"They did not come from a place of hate," James Charles said in a video apology. "They came from me being a really ignorant 13-year-old who should not have had a Twitter account."
Last year, 18-year-old James Charles became the first male ambassador of CoverGirl and instantaneously gained a national platform. James has over 300K followers on Twitter and users combed through over five years worth of his tweets to discover he had made offensive, mocking comments about minorities on more than one occasion. In one screenshotted tweet from 2013, James referred to his friend as his "Mexican Instagram slave." And this past February he tweeted: "I can't believe we're going to Africa today omg what if we get Ebola." After facing a barrage of criticism, James recently posted a video in which he specifically apologizes to people of color, saying, "I have never really made a direct apology to the people that my tweets affected, which is where an apology should've been directed in the first place."
CoverGirl never issued a statement on James's ebola tweet. Instead, the brand tweeted a video of him hugging Zendaya shortly after and promptly deleted it after people complained. Numerous Twitter users have said that they will no longer buy CoverGirl products because of James's and CoverGirl's tone-deafness. One user tweeted at CoverGirl, "By allowing him to be on your campaign, I personally feel the company reflects these same stereotypical thoughts."
The lack of concrete action from CoverGirl is part of a wider problem within the beauty industry. People of color are held to a much higher standard than white people when they are the faces of brands. For example, Munroe Bergdorf, a trans model, was swiftly dropped by L'Oréal when she posted on Facebook after the violence in Charlottesville, writing "all white people are racist." Days later, L'Oréal announced it had ended its partnership with Munroe. "L'Oréal champions diversity," the company posted on Twitter. "Comments by Munroe Bergdorf are at odds with our values and so we have decided to end our partnership with her."
And Lola Ogunyem, a black model who appeared in a recent Dove campaign, felt the need to speak up after the campaign, which featured her washing her face and turning into a white woman, was met with criticism. "If I had even the slightest inclination that I would be portrayed as inferior, or as the "before" in a before and after shot, I would have been the first to say an emphatic 'No,'" Lola Ogunyem told The Guardian.

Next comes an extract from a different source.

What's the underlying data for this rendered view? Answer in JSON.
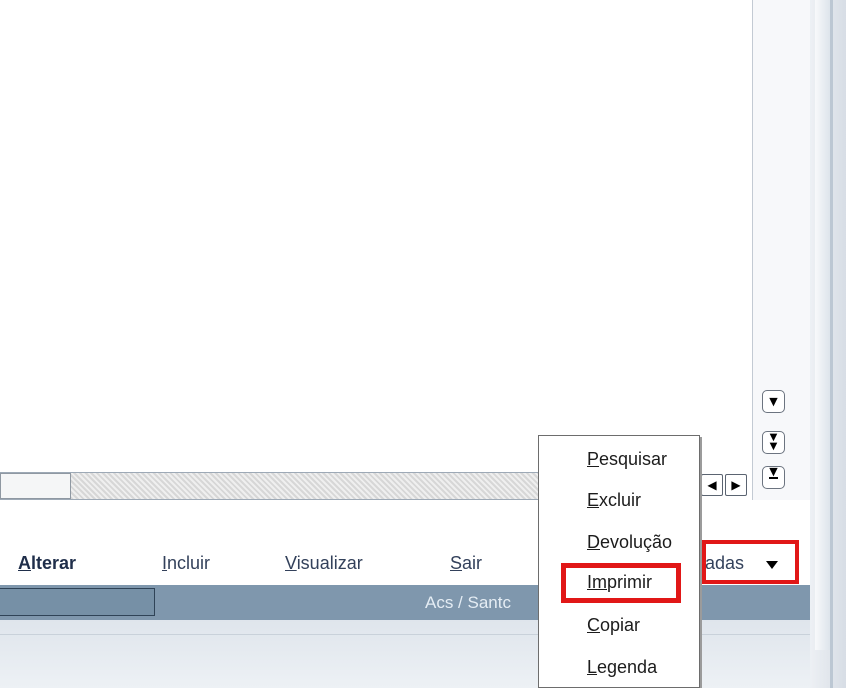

There have also been numerous instance of racism from beauty vloggers this year — yet rarely do they face consequences for their insensitivity. After fans dug up tweets of beauty vlogger Jeffree Star using the n-word, Kim Kardashian posted a video telling fans to "get over it." Of course, the internet was not here for it and Kim quickly took back her words after listening to fans and admitted she "did not know enough about the situation" before commenting.
It seems like James has done quite a lot of listening too. He fully owned up to his mistakes. "They did not come from a place of hate," he said. "They came from me being a really ignorant 13 year old who should not have had a Twitter account." And as much as the tweets were disrespectful, it's important to note that no one comes out the womb quoting Malcolm X and fighting for social justice. It's often a learning process. "I've learned so much as a person since then, and I'm not the same person today as I was five years ago."
But that does not eliminate the dire need for greater respect for people of color and genuine diversity within the beauty industry. Because we're not just props. Companies must realize that diversity goes beyond how you look or your personal identifications. It's also about the values you uphold and promote to the world.
Check out James's apology below.
Update 11/9: We received the following statement from Covergirl:
"James Charles’ tweet does not represent CoverGirl’s perspective. We agree his statements were inappropriate but appreciate that he has issued an apology. We are an inclusive brand and respect all people and cultures."